**PROBLEM DESCRIPTION:** Omit images. Retype all entries verbatim.

**RECORDED INFORMATION:**

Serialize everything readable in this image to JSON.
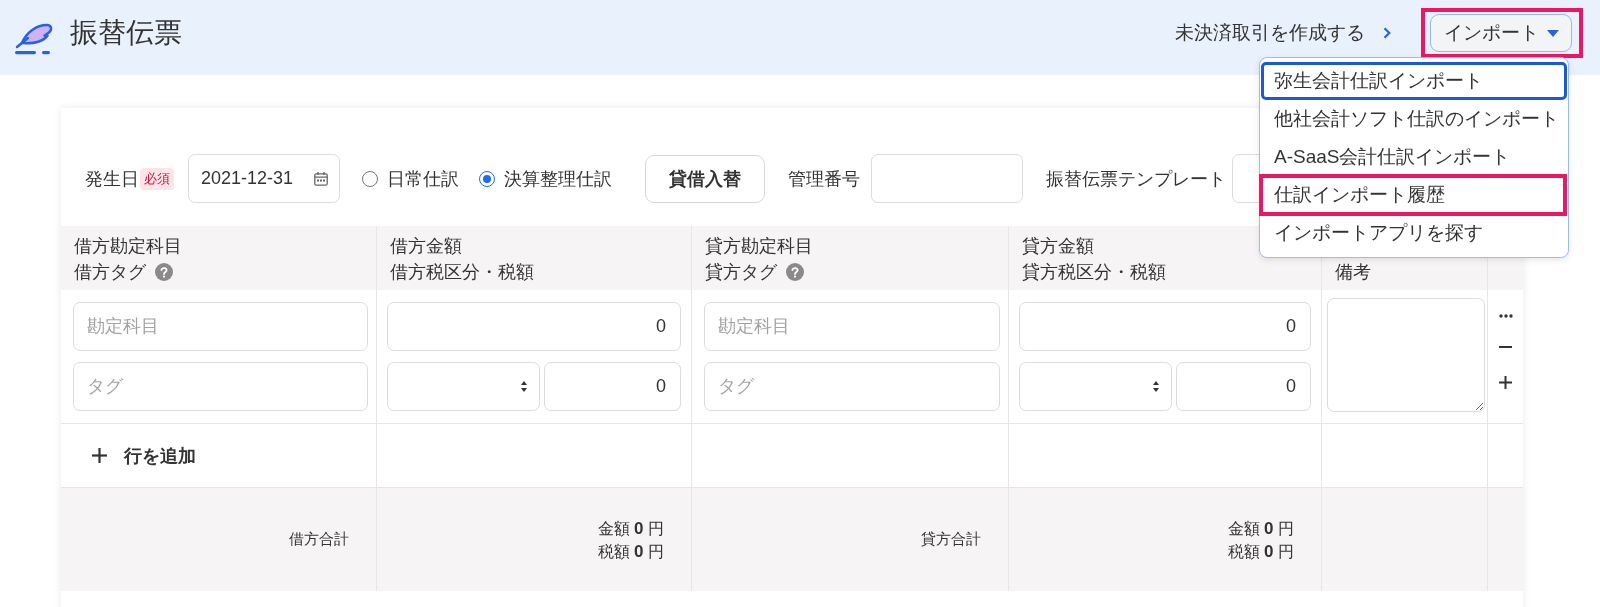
{
  "header": {
    "title": "振替伝票",
    "link": "未決済取引を作成する",
    "import_button": {
      "label": "インポート",
      "highlighted": true,
      "expanded": true,
      "menu": [
        {
          "label": "弥生会計仕訳インポート",
          "focused": true,
          "highlighted": false
        },
        {
          "label": "他社会計ソフト仕訳のインポート",
          "focused": false,
          "highlighted": false
        },
        {
          "label": "A-SaaS会計仕訳インポート",
          "focused": false,
          "highlighted": false
        },
        {
          "label": "仕訳インポート履歴",
          "focused": false,
          "highlighted": true
        },
        {
          "label": "インポートアプリを探す",
          "focused": false,
          "highlighted": false
        }
      ]
    }
  },
  "form": {
    "date": {
      "label": "発生日",
      "badge": "必須",
      "value": "2021-12-31"
    },
    "entry_types": [
      {
        "label": "日常仕訳",
        "selected": false
      },
      {
        "label": "決算整理仕訳",
        "selected": true
      }
    ],
    "swap_button": "貸借入替",
    "fields": [
      {
        "label": "管理番号"
      },
      {
        "label": "振替伝票テンプレート"
      }
    ]
  },
  "table": {
    "columns": [
      {
        "lines": [
          "借方勘定科目",
          "借方タグ"
        ],
        "help": true
      },
      {
        "lines": [
          "借方金額",
          "借方税区分・税額"
        ],
        "help": false
      },
      {
        "lines": [
          "貸方勘定科目",
          "貸方タグ"
        ],
        "help": true
      },
      {
        "lines": [
          "貸方金額",
          "貸方税区分・税額"
        ],
        "help": false
      },
      {
        "lines": [
          "備考"
        ],
        "help": false
      }
    ],
    "rows": [
      {
        "cells": [
          {
            "kind": "account",
            "fields": [
              {
                "placeholder": "勘定科目"
              },
              {
                "placeholder": "タグ"
              }
            ]
          },
          {
            "kind": "amount",
            "amount": "0",
            "tax": "0"
          },
          {
            "kind": "account",
            "fields": [
              {
                "placeholder": "勘定科目"
              },
              {
                "placeholder": "タグ"
              }
            ]
          },
          {
            "kind": "amount",
            "amount": "0",
            "tax": "0"
          },
          {
            "kind": "memo"
          },
          {
            "kind": "actions"
          }
        ]
      }
    ],
    "add_row": "行を追加",
    "totals": [
      {
        "kind": "label",
        "text": "借方合計"
      },
      {
        "kind": "sums",
        "lines": [
          "金額 **0** 円",
          "税額 **0** 円"
        ]
      },
      {
        "kind": "label",
        "text": "貸方合計"
      },
      {
        "kind": "sums",
        "lines": [
          "金額 **0** 円",
          "税額 **0** 円"
        ]
      }
    ]
  }
}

**ANSWER SPACE:**
Serialize everything readable in this image to JSON.
{
  "header": {
    "title": "振替伝票",
    "link": "未決済取引を作成する",
    "import_button": {
      "label": "インポート",
      "highlighted": true,
      "expanded": true,
      "menu": [
        {
          "label": "弥生会計仕訳インポート",
          "focused": true,
          "highlighted": false
        },
        {
          "label": "他社会計ソフト仕訳のインポート",
          "focused": false,
          "highlighted": false
        },
        {
          "label": "A-SaaS会計仕訳インポート",
          "focused": false,
          "highlighted": false
        },
        {
          "label": "仕訳インポート履歴",
          "focused": false,
          "highlighted": true
        },
        {
          "label": "インポートアプリを探す",
          "focused": false,
          "highlighted": false
        }
      ]
    }
  },
  "form": {
    "date": {
      "label": "発生日",
      "badge": "必須",
      "value": "2021-12-31"
    },
    "entry_types": [
      {
        "label": "日常仕訳",
        "selected": false
      },
      {
        "label": "決算整理仕訳",
        "selected": true
      }
    ],
    "swap_button": "貸借入替",
    "fields": [
      {
        "label": "管理番号"
      },
      {
        "label": "振替伝票テンプレート"
      }
    ]
  },
  "table": {
    "columns": [
      {
        "lines": [
          "借方勘定科目",
          "借方タグ"
        ],
        "help": true
      },
      {
        "lines": [
          "借方金額",
          "借方税区分・税額"
        ],
        "help": false
      },
      {
        "lines": [
          "貸方勘定科目",
          "貸方タグ"
        ],
        "help": true
      },
      {
        "lines": [
          "貸方金額",
          "貸方税区分・税額"
        ],
        "help": false
      },
      {
        "lines": [
          "備考"
        ],
        "help": false
      }
    ],
    "rows": [
      {
        "cells": [
          {
            "kind": "account",
            "fields": [
              {
                "placeholder": "勘定科目"
              },
              {
                "placeholder": "タグ"
              }
            ]
          },
          {
            "kind": "amount",
            "amount": "0",
            "tax": "0"
          },
          {
            "kind": "account",
            "fields": [
              {
                "placeholder": "勘定科目"
              },
              {
                "placeholder": "タグ"
              }
            ]
          },
          {
            "kind": "amount",
            "amount": "0",
            "tax": "0"
          },
          {
            "kind": "memo"
          },
          {
            "kind": "actions"
          }
        ]
      }
    ],
    "add_row": "行を追加",
    "totals": [
      {
        "kind": "label",
        "text": "借方合計"
      },
      {
        "kind": "sums",
        "lines": [
          "金額 **0** 円",
          "税額 **0** 円"
        ]
      },
      {
        "kind": "label",
        "text": "貸方合計"
      },
      {
        "kind": "sums",
        "lines": [
          "金額 **0** 円",
          "税額 **0** 円"
        ]
      }
    ]
  }
}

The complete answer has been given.